The way we produce objects is entering a revolution. Using the latest technologies 3D printers can produce custom-designed items basically from scratch. Although mostly still found in design studios, it won’t be long before they are found in the average home. And with new developments coming to market such as on-demand 3D printing consumers will soon benefit from this clever advance in manufacturing.
How does it work?
The 3D printing process lays down layer upon layer of materials, based upon the blueprints from a digital design file, to form a three-dimensional object. A variety of materials can be used, from simple stainless steel, titanium or aluminum; plastics and polymers; glass; plaster; ceramics; or even foods such as chocolate or cheese. The designs employed to create these can either come from a piece of computer-aided design, or a direct replication of an existing product collected via a 3D scanner.
Why is it useful?
This fast and efficient process allows designers to quickly turn ideas into models or prototypes (known as rapid prototyping), and iron out issues in their planning. It also allows manufacturers to produce products on demand to better manage their inventory and reduce the need for storage. One key use for 3D printing is in areas where people do not have ready access to parts or spares so need to produce their own, such as the International Space Station. Practically speaking, 3D printing saves money and materials as it wastes very little in the production process.
What can they make?
The applications for 3D printing are multiplying by the day. As well as its use in prototypes, the technology is regularly used to produce, gifts, furniture, tripods, wax castings for jewellery and toys. Specialist parts for the automotive and aviation industries are printed to order and architects fabricate intricate models of their plans. Looking to the future 3D printing promises to change the nature of manufacturing. In the future customers may download files for printing complex 3D objects at home, such as electronic devices or furniture.

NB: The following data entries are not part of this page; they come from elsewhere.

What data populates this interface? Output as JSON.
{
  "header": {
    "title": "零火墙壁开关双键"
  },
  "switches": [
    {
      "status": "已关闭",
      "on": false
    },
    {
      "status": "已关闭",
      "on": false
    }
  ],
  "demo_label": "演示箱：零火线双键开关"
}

What’s the downside?
Current printers use a large amount of power to produce products, in some cases almost 50 times the amount used by traditional moulding machines. There are also concerns over counterfeiting and illegal replications, for example cheap replicas of branded products or deadly weapons.
3D printing may seem like science-fiction, but with the applications of computer design continually improving it may soon be a simple fact of life for many of us. It’s efficient processes and diverse possibilities are far ahead of our current way of working, once it becomes also cost-effective our manufacturing systems will never be the same again.